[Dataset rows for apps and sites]
★ ★ ★ ★

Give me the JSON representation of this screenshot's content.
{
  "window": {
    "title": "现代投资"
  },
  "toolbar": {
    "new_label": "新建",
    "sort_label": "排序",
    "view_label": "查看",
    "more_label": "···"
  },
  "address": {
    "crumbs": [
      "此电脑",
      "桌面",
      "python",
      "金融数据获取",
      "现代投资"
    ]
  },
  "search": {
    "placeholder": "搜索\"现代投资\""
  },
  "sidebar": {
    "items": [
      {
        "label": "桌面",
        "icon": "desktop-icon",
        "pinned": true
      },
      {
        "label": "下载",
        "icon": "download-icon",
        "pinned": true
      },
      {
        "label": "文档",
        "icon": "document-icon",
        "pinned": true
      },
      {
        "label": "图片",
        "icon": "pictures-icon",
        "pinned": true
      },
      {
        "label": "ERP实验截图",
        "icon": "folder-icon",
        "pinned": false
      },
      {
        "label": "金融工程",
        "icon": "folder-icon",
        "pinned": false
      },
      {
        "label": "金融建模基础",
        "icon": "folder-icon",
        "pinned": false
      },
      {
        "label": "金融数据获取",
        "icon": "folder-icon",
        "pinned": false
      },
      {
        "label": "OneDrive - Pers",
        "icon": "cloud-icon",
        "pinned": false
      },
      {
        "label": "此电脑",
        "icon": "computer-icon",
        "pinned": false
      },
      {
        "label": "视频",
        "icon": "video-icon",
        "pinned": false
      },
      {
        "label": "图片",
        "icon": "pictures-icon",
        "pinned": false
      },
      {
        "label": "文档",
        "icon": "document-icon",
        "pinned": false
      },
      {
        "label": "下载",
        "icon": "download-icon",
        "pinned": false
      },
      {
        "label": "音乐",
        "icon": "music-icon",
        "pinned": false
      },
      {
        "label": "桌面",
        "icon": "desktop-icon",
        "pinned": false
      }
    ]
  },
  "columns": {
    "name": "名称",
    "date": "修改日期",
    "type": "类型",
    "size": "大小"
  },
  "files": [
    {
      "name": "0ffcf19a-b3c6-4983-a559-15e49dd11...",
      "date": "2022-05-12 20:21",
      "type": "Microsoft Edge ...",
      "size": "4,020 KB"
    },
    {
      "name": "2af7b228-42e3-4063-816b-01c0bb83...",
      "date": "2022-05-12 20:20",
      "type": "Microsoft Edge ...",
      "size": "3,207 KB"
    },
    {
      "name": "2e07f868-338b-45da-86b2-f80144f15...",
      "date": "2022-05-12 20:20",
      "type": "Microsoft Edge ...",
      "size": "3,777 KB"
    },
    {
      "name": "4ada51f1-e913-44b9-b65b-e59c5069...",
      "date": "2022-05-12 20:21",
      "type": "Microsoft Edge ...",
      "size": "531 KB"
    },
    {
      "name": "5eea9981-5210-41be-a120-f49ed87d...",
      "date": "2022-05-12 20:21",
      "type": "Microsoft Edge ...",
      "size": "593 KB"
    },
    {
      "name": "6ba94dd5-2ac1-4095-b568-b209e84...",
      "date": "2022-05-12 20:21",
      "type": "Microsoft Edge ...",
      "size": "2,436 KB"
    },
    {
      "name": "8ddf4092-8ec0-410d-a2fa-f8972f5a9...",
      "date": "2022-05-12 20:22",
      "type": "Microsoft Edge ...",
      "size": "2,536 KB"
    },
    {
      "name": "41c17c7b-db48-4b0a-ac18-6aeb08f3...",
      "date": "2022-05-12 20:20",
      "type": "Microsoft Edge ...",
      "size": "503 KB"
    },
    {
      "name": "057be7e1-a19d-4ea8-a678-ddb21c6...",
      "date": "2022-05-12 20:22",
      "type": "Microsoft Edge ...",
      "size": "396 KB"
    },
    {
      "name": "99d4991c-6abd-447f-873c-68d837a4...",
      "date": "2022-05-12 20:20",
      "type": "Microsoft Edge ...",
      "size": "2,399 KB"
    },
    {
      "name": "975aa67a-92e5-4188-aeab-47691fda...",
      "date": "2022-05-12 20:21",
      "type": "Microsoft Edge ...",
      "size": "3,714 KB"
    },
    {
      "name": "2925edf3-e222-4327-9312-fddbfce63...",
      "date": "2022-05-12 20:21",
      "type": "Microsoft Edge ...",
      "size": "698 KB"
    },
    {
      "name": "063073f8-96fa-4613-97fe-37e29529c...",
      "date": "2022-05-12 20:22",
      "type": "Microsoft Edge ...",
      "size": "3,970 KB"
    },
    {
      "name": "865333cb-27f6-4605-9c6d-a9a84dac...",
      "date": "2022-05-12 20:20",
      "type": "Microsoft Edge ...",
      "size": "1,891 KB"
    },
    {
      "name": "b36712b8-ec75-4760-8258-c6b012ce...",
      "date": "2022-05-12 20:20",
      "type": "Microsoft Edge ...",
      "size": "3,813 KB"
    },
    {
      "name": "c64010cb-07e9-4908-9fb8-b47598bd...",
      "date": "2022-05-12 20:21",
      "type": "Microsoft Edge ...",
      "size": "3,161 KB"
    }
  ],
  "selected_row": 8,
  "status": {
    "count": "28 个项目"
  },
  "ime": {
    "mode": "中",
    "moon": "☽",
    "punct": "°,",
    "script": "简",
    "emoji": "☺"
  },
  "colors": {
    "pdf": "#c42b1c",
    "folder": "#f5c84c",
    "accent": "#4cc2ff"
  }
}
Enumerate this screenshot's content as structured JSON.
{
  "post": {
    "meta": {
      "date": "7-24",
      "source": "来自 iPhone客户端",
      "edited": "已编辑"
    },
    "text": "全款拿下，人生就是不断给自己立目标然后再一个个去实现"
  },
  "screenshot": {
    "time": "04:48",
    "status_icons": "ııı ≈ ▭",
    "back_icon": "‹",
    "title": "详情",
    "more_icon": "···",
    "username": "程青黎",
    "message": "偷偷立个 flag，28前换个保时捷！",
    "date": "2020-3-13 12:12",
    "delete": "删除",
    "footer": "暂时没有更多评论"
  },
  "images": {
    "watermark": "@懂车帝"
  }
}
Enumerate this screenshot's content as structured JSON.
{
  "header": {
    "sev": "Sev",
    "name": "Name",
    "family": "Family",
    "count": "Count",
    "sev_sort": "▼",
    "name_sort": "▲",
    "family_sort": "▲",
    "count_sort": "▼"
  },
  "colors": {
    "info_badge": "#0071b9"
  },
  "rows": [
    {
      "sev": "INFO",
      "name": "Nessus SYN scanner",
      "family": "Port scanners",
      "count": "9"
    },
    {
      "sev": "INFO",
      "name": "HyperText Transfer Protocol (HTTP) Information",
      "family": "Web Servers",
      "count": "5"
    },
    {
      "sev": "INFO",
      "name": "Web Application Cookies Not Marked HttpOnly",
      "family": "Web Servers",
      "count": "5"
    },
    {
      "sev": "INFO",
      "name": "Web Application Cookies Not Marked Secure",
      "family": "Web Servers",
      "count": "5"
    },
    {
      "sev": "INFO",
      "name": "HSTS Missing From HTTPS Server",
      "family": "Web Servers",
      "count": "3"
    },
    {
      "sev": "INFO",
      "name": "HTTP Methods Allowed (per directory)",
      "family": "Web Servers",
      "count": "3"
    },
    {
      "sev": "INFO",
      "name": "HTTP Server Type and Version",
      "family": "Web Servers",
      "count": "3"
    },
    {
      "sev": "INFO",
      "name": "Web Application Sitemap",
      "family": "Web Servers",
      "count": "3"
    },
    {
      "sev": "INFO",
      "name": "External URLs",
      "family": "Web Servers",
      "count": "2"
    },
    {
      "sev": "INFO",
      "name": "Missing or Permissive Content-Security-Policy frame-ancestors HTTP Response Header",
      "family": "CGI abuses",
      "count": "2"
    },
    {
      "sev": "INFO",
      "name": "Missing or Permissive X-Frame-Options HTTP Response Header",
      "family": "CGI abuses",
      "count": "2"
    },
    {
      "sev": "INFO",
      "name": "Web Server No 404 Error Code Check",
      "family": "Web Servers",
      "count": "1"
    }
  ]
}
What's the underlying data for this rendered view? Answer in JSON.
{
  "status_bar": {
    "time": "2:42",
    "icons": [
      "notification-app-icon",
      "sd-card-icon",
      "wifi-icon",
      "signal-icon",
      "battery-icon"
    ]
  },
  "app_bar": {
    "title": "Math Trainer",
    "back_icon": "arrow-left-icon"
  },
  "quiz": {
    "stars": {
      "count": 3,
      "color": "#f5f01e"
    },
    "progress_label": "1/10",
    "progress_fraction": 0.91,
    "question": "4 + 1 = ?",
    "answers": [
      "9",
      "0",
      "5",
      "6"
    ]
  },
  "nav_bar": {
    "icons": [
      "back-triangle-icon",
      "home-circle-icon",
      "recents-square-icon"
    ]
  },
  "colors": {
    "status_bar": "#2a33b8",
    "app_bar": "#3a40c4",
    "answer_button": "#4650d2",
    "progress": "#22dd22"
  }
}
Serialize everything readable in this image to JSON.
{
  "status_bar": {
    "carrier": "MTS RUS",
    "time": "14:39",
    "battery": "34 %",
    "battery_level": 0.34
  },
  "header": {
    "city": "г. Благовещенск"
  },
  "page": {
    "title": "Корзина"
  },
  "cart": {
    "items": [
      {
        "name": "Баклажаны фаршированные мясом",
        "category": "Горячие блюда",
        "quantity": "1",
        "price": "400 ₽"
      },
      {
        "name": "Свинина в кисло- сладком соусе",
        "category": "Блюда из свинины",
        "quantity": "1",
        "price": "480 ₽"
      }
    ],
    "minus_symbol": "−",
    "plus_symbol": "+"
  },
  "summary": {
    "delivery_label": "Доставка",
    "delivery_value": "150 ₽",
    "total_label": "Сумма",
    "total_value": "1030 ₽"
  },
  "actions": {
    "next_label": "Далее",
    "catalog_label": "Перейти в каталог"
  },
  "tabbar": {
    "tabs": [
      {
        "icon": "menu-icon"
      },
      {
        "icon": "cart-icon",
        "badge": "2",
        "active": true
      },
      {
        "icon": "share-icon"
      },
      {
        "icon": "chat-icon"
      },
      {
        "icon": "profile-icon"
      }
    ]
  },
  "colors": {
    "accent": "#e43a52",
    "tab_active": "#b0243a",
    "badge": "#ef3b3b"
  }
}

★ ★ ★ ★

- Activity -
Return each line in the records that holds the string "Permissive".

- Answer section -
      "name": "Missing or Permissive Content-Security-Policy frame-ancestors HTTP Response Header",
      "name": "Missing or Permissive X-Frame-Options HTTP Response Header",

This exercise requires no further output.